FOOD AND DRUG ADMINISTRATION PUBLIC HEALTH ADVISORY
SUBJECT: SAFE AND APPROPRIATE USE OF INFLUENZA DRUGS
12 January 2000
Dear Health Care Professional:
Diagnostic and therapeutic decisions for patients with symptoms of influenza involve many factors, including consideration of whether to prescribe one of the four drugs currently approved for treatment of influenza. Two of these drugs, amantadine (Symmetrel∆ and others) and rimantadine (Flumadine∆), have been available for many years in the United States. The recent approval of, and promotional activities for, two additional drugs, zanamivir (Relenza∆) and oseltamivir (Tamiflu∆), have increased attention to, and interest in, the role of specific anti-viral therapy in this disease.
Given that influenza is now occurring in many areas of the country, FDA is issuing this public health advisory to health care professionals to remind prescribers of important clinical decisions that need to be made when considering use of anti-viral drugs for treatment of patients with signs and symptoms of influenza.
The following three considerations are important primarily for two reasons. First, they are important in identifying patients who are appropriate candidates for anti-viral therapy. Secondly, they are important in recognizing patients who may be at risk for serious adverse outcomes from other non-influenza diagnoses or from adverse events potentially related to anti-influenza therapy.
Vaccination remains the primary method of preventing and controlling influenza.
Always consider the possibility of primary or concomitant bacterial infection when making treatment decisions for patients with suspected influenza.

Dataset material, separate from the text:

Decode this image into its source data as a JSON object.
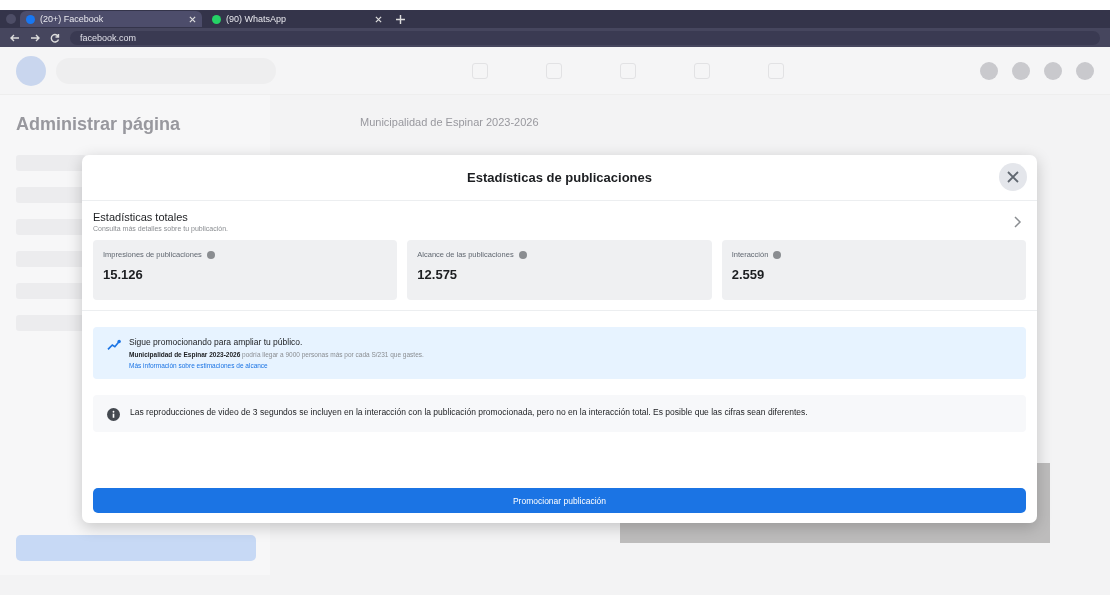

When initiation of anti-viral therapy alone is considered on a presumptive basis, ongoing clinical assessment and diagnostic evaluation of the patient continues to be important. FDA has received several reports of patients with serious bacterial infections who initially had influenza-like symptoms and whose bacterial infections progressed during treatment with antiviral drugs alone. Prescribers should be aware that patients with severe influenza-like illness, especially patients with chronic medical conditions or complicated manifestations of acute illness, might have significant bacterial infections instead of, or in addition to, viral illness. These anti-viral products have no activity against bacterial infections. Appropriate anti-bacterial therapy should be initiated whenever bacterial infection is suspected.
Use special caution if prescribing Relenza∆ to patients with underlying asthma or chronic obstructive pulmonary disease (COPD).
FDA has received several reports of deterioration of respiratory function following inhalation of Relenza∆ in patients with underlying asthma or COPD. Causal relationships with drug therapy are extremely difficult to evaluate in the setting of complex medical processes, but the possibility can not be excluded that an acute decline in respiratory function may contribute to a fatal outcome in patients with a complicated pre-existing medical history and pulmonary compromise. The Relenza∆ package insert contains important precautionary information regarding risks of bronchospasm in patients with underlying airway disease and regarding the lack of proven efficacy in such persons. If a decision is made to prescribe Relenza∆ for a patient with underlying airway disease, this should be done with careful consideration of the potential risks and benefits. In such patients, Relenza∆ should be used under conditions of careful monitoring, proper observation and appropriate supportive care, including the availability of short-acting bronchodilators.
The evidence for use of anti-viral drugs to treat influenza is based principally on studies in patients with uncomplicated influenza. There is not clear evidence for safety and efficacy in persons with underlying respiratory or cardiac diseases, or in persons with complications of an acute influenza episode (for example, viral or bacterial pneumonia). Such patients may require extensive supportive and adjunctive care. Anti-viral therapy has not been shown to reduce the need for such care and monitoring.
All health care professionals are encouraged to report any serious adverse event associated with the use of anti-viral drugs for influenza to the FDA's MedWatch program at 1-800-FDA-1088 (fax 1-800-FDA-0178), or to the respective pharmaceutical manufacturers:
Murray M. Lumpkin, M.D.
Deputy Center Director (Review Management)
Center for Drug Evaluation and Research
Food and Drug Administration